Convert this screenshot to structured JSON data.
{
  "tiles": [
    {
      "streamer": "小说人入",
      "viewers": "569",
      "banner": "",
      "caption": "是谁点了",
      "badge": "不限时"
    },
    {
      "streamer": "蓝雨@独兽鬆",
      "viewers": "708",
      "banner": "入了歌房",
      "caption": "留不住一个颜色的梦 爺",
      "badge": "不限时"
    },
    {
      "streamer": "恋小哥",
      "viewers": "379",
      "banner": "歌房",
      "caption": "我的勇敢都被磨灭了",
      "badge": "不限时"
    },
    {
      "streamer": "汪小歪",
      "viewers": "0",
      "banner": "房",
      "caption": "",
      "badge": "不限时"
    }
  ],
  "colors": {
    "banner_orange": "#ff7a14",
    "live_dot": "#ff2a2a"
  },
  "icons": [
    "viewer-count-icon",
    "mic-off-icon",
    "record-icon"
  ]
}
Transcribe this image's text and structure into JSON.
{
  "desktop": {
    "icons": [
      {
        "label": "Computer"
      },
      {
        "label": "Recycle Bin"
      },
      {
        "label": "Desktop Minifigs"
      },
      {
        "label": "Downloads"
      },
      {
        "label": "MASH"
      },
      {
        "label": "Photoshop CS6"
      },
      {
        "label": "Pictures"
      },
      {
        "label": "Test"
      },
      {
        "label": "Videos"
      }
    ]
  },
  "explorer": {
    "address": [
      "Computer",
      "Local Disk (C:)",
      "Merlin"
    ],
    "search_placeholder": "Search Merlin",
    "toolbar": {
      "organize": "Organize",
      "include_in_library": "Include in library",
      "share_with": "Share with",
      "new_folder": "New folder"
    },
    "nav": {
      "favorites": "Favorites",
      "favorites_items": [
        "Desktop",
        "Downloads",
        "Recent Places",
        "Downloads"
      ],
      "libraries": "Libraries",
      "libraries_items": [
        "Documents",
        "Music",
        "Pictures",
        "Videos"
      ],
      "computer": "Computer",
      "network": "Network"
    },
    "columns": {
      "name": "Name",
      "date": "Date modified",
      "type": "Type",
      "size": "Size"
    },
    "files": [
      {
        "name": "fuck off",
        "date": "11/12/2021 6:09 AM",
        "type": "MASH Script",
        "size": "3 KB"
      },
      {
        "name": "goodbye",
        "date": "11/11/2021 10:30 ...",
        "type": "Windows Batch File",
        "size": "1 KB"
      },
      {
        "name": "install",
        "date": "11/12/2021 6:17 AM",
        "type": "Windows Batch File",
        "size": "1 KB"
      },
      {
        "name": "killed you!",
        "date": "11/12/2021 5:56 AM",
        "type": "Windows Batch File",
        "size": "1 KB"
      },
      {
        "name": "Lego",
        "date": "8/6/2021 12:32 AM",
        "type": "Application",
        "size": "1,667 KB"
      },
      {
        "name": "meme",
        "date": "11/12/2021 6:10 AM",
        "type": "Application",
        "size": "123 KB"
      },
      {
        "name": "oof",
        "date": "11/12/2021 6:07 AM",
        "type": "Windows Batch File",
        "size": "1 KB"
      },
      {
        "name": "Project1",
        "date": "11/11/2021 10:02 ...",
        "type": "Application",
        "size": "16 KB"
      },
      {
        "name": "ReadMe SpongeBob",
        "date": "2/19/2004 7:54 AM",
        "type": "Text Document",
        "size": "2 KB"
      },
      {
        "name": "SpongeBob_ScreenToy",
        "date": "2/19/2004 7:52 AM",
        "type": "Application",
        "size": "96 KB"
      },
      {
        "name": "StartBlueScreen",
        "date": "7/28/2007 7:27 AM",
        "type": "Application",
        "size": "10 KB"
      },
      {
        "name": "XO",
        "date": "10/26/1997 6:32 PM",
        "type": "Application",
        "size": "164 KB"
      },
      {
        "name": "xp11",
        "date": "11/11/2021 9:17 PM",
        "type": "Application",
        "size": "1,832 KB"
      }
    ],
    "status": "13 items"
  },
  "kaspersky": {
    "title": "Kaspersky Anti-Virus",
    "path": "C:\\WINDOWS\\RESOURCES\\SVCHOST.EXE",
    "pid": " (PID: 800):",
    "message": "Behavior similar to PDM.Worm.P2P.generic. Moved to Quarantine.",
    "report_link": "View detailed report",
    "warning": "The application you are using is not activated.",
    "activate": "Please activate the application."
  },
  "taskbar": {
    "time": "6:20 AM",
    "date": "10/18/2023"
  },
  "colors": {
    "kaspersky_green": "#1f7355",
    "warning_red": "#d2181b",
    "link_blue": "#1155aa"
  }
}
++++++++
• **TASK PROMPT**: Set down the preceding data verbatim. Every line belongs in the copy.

• **RESULT OF THIS TASK**:
Convert this screenshot to structured JSON data.
{
  "tiles": [
    {
      "streamer": "小说人入",
      "viewers": "569",
      "banner": "",
      "caption": "是谁点了",
      "badge": "不限时"
    },
    {
      "streamer": "蓝雨@独兽鬆",
      "viewers": "708",
      "banner": "入了歌房",
      "caption": "留不住一个颜色的梦 爺",
      "badge": "不限时"
    },
    {
      "streamer": "恋小哥",
      "viewers": "379",
      "banner": "歌房",
      "caption": "我的勇敢都被磨灭了",
      "badge": "不限时"
    },
    {
      "streamer": "汪小歪",
      "viewers": "0",
      "banner": "房",
      "caption": "",
      "badge": "不限时"
    }
  ],
  "colors": {
    "banner_orange": "#ff7a14",
    "live_dot": "#ff2a2a"
  },
  "icons": [
    "viewer-count-icon",
    "mic-off-icon",
    "record-icon"
  ]
}
Transcribe this image's text and structure into JSON.
{
  "desktop": {
    "icons": [
      {
        "label": "Computer"
      },
      {
        "label": "Recycle Bin"
      },
      {
        "label": "Desktop Minifigs"
      },
      {
        "label": "Downloads"
      },
      {
        "label": "MASH"
      },
      {
        "label": "Photoshop CS6"
      },
      {
        "label": "Pictures"
      },
      {
        "label": "Test"
      },
      {
        "label": "Videos"
      }
    ]
  },
  "explorer": {
    "address": [
      "Computer",
      "Local Disk (C:)",
      "Merlin"
    ],
    "search_placeholder": "Search Merlin",
    "toolbar": {
      "organize": "Organize",
      "include_in_library": "Include in library",
      "share_with": "Share with",
      "new_folder": "New folder"
    },
    "nav": {
      "favorites": "Favorites",
      "favorites_items": [
        "Desktop",
        "Downloads",
        "Recent Places",
        "Downloads"
      ],
      "libraries": "Libraries",
      "libraries_items": [
        "Documents",
        "Music",
        "Pictures",
        "Videos"
      ],
      "computer": "Computer",
      "network": "Network"
    },
    "columns": {
      "name": "Name",
      "date": "Date modified",
      "type": "Type",
      "size": "Size"
    },
    "files": [
      {
        "name": "fuck off",
        "date": "11/12/2021 6:09 AM",
        "type": "MASH Script",
        "size": "3 KB"
      },
      {
        "name": "goodbye",
        "date": "11/11/2021 10:30 ...",
        "type": "Windows Batch File",
        "size": "1 KB"
      },
      {
        "name": "install",
        "date": "11/12/2021 6:17 AM",
        "type": "Windows Batch File",
        "size": "1 KB"
      },
      {
        "name": "killed you!",
        "date": "11/12/2021 5:56 AM",
        "type": "Windows Batch File",
        "size": "1 KB"
      },
      {
        "name": "Lego",
        "date": "8/6/2021 12:32 AM",
        "type": "Application",
        "size": "1,667 KB"
      },
      {
        "name": "meme",
        "date": "11/12/2021 6:10 AM",
        "type": "Application",
        "size": "123 KB"
      },
      {
        "name": "oof",
        "date": "11/12/2021 6:07 AM",
        "type": "Windows Batch File",
        "size": "1 KB"
      },
      {
        "name": "Project1",
        "date": "11/11/2021 10:02 ...",
        "type": "Application",
        "size": "16 KB"
      },
      {
        "name": "ReadMe SpongeBob",
        "date": "2/19/2004 7:54 AM",
        "type": "Text Document",
        "size": "2 KB"
      },
      {
        "name": "SpongeBob_ScreenToy",
        "date": "2/19/2004 7:52 AM",
        "type": "Application",
        "size": "96 KB"
      },
      {
        "name": "StartBlueScreen",
        "date": "7/28/2007 7:27 AM",
        "type": "Application",
        "size": "10 KB"
      },
      {
        "name": "XO",
        "date": "10/26/1997 6:32 PM",
        "type": "Application",
        "size": "164 KB"
      },
      {
        "name": "xp11",
        "date": "11/11/2021 9:17 PM",
        "type": "Application",
        "size": "1,832 KB"
      }
    ],
    "status": "13 items"
  },
  "kaspersky": {
    "title": "Kaspersky Anti-Virus",
    "path": "C:\\WINDOWS\\RESOURCES\\SVCHOST.EXE",
    "pid": " (PID: 800):",
    "message": "Behavior similar to PDM.Worm.P2P.generic. Moved to Quarantine.",
    "report_link": "View detailed report",
    "warning": "The application you are using is not activated.",
    "activate": "Please activate the application."
  },
  "taskbar": {
    "time": "6:20 AM",
    "date": "10/18/2023"
  },
  "colors": {
    "kaspersky_green": "#1f7355",
    "warning_red": "#d2181b",
    "link_blue": "#1155aa"
  }
}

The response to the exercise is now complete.